“No, because that’s what Thor is,” Feige told us. “We’re doing the Jack Kirby, Stan Lee, Walt Simonson, J. Michael Straczynski â€œThorâ€ we’re not doing the blow-the-dust-off-the-old-Norse-book-in-your-library â€œThorâ€ and in that â€œThor,â€ the â€œThorâ€ in the Marvel universe, there’s a race called the Asgardians [fictional race of gods in the Marvel Comics] that were linked through this mystery of life and we don’t know about it. It’s real, it’s real science, we just don’t know about it yet and the Thor movie is teaching people about that.”
To this point we already know, should things work out as currently set up, Robert Downey Jr. will play Tony Stark in The Avengers, Samuel L. Jackson will play Nick Fury, Scarlett Johansson would play Black Widow and Chris Hemsworth would play Thor. That, of course, is in addition to several other supporting characters. As far as Edward Norton returning as The Hulk, Feige said, “I think there’s always a chance. It’s certainly our intention to use the same actors from film-to-film where we can.” However, should you be anticipating an The Incredible Hulk 2 you may be waiting a longtime, that is if it happens at all, as Feige added, “That would be post-Avengers if that happened.”
Finally, the last piece of the Avengers puzzle to be questioned during the Con was the director as a young man asked if Favreau would take on the duties during the panel and it came up again during the roundtable interviews. Obviously there is no one aboard yet, but Favreau did say it would be weird to see someone step in and take over where he has been operating for the past four years.
“Oh yeah, sure. Oh it’s hard, it’s always hard,” when asked how he would feel. “Sometimes it’s better, but that’s a letting go. It’s strange when you have to switch those hats, because I’m not used to that, and just going from directing and creating this world to just being Happy Hogan in The Avengers would be — I’m not going to lie — it would be strange. I’ll be involved as an executive producer, but it’s a lot different being a consultant on something [compared to] being the guy calling the shots. There’s a lot of people collaborating on Iron Man, but I know at the end of the day the buck stops here. It’s fun, but it’s also a lot of pressure, but I enjoy it.”
Favreau even recalled the scene at the end of The Incredible Hulk when Robert Downey Jr. playing Tony Stark meets with William Hurt as General Ross saying, “It’s even interesting watching The Hulk where there’s a scene with Tony Stark. I wasn’t involved with, so that was strange, but I think Kevin [Feige] has a sense of the big picture [and] where everything is going and I’ll be involved to whatever extent they see fit and works well with where my interests lie.”
As for future installments of Iron Man Favreau said, “I always felt if there was a third episode it should be The Avengers and I was even sort of joking about that when we first announced Iron Man, now it really could happen.”

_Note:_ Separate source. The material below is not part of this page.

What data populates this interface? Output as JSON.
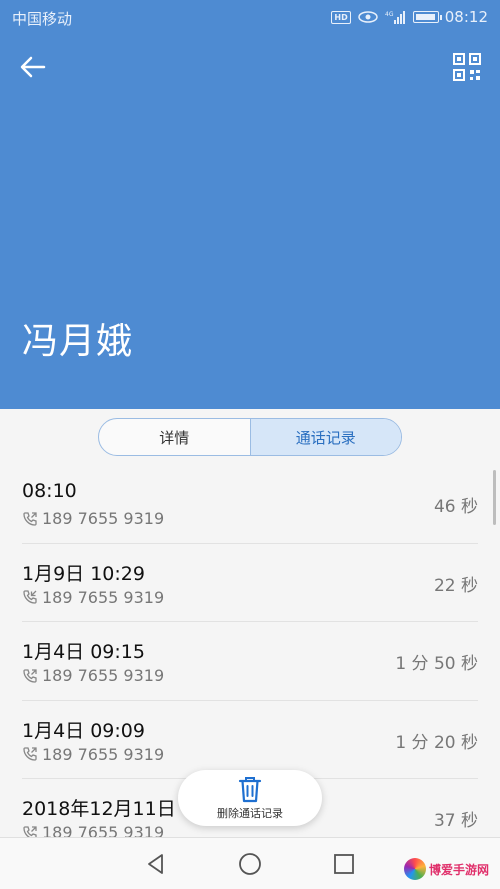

The Avengers is set to hit theaters on May 4, 2012, but before that time fans will see Iron Man 2 on May 7, 2010, Thor on May 20, 2011 and The First Avenger: Captain America on July 22, 2011. If done correctly this could be one of the most entertaining movie franchises of all-time.